Description of the task: The response must consist of all the records, retyped exactly.
(Beginning of Material for this task)
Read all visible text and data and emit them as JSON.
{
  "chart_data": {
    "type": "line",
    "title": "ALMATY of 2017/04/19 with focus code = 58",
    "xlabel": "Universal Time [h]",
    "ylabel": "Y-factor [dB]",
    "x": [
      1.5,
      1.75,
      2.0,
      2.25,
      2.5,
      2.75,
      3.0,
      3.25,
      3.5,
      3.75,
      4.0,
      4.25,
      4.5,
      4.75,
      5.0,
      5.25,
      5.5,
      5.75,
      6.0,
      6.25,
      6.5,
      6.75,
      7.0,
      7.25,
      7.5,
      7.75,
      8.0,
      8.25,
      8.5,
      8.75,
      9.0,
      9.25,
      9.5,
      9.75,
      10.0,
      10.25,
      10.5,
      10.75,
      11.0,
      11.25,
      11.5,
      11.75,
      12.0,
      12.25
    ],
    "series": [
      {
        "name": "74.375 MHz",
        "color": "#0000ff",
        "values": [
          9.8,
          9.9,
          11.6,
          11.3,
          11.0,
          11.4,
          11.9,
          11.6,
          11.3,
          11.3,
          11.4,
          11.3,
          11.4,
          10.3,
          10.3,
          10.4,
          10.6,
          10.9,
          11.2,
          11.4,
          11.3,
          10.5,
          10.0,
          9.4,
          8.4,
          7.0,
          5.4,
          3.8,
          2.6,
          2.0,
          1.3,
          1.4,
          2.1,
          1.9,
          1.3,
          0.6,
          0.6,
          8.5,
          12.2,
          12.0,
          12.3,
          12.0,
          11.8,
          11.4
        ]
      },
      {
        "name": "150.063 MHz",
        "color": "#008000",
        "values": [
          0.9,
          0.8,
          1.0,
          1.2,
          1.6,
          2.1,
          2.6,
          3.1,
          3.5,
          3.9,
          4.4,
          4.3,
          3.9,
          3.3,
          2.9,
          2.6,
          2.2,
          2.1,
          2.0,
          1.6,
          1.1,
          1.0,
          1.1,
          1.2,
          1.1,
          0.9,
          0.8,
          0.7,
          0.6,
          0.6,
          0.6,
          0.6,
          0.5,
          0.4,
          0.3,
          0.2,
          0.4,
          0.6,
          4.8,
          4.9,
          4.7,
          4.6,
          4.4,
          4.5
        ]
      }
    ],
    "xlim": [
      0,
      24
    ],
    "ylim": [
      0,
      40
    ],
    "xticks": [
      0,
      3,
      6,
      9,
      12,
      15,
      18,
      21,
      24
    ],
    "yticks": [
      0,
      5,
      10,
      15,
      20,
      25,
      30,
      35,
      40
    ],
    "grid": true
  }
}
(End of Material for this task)
Expected output:
Read all visible text and data and emit them as JSON.
{
  "chart_data": {
    "type": "line",
    "title": "ALMATY of 2017/04/19 with focus code = 58",
    "xlabel": "Universal Time [h]",
    "ylabel": "Y-factor [dB]",
    "x": [
      1.5,
      1.75,
      2.0,
      2.25,
      2.5,
      2.75,
      3.0,
      3.25,
      3.5,
      3.75,
      4.0,
      4.25,
      4.5,
      4.75,
      5.0,
      5.25,
      5.5,
      5.75,
      6.0,
      6.25,
      6.5,
      6.75,
      7.0,
      7.25,
      7.5,
      7.75,
      8.0,
      8.25,
      8.5,
      8.75,
      9.0,
      9.25,
      9.5,
      9.75,
      10.0,
      10.25,
      10.5,
      10.75,
      11.0,
      11.25,
      11.5,
      11.75,
      12.0,
      12.25
    ],
    "series": [
      {
        "name": "74.375 MHz",
        "color": "#0000ff",
        "values": [
          9.8,
          9.9,
          11.6,
          11.3,
          11.0,
          11.4,
          11.9,
          11.6,
          11.3,
          11.3,
          11.4,
          11.3,
          11.4,
          10.3,
          10.3,
          10.4,
          10.6,
          10.9,
          11.2,
          11.4,
          11.3,
          10.5,
          10.0,
          9.4,
          8.4,
          7.0,
          5.4,
          3.8,
          2.6,
          2.0,
          1.3,
          1.4,
          2.1,
          1.9,
          1.3,
          0.6,
          0.6,
          8.5,
          12.2,
          12.0,
          12.3,
          12.0,
          11.8,
          11.4
        ]
      },
      {
        "name": "150.063 MHz",
        "color": "#008000",
        "values": [
          0.9,
          0.8,
          1.0,
          1.2,
          1.6,
          2.1,
          2.6,
          3.1,
          3.5,
          3.9,
          4.4,
          4.3,
          3.9,
          3.3,
          2.9,
          2.6,
          2.2,
          2.1,
          2.0,
          1.6,
          1.1,
          1.0,
          1.1,
          1.2,
          1.1,
          0.9,
          0.8,
          0.7,
          0.6,
          0.6,
          0.6,
          0.6,
          0.5,
          0.4,
          0.3,
          0.2,
          0.4,
          0.6,
          4.8,
          4.9,
          4.7,
          4.6,
          4.4,
          4.5
        ]
      }
    ],
    "xlim": [
      0,
      24
    ],
    "ylim": [
      0,
      40
    ],
    "xticks": [
      0,
      3,
      6,
      9,
      12,
      15,
      18,
      21,
      24
    ],
    "yticks": [
      0,
      5,
      10,
      15,
      20,
      25,
      30,
      35,
      40
    ],
    "grid": true
  }
}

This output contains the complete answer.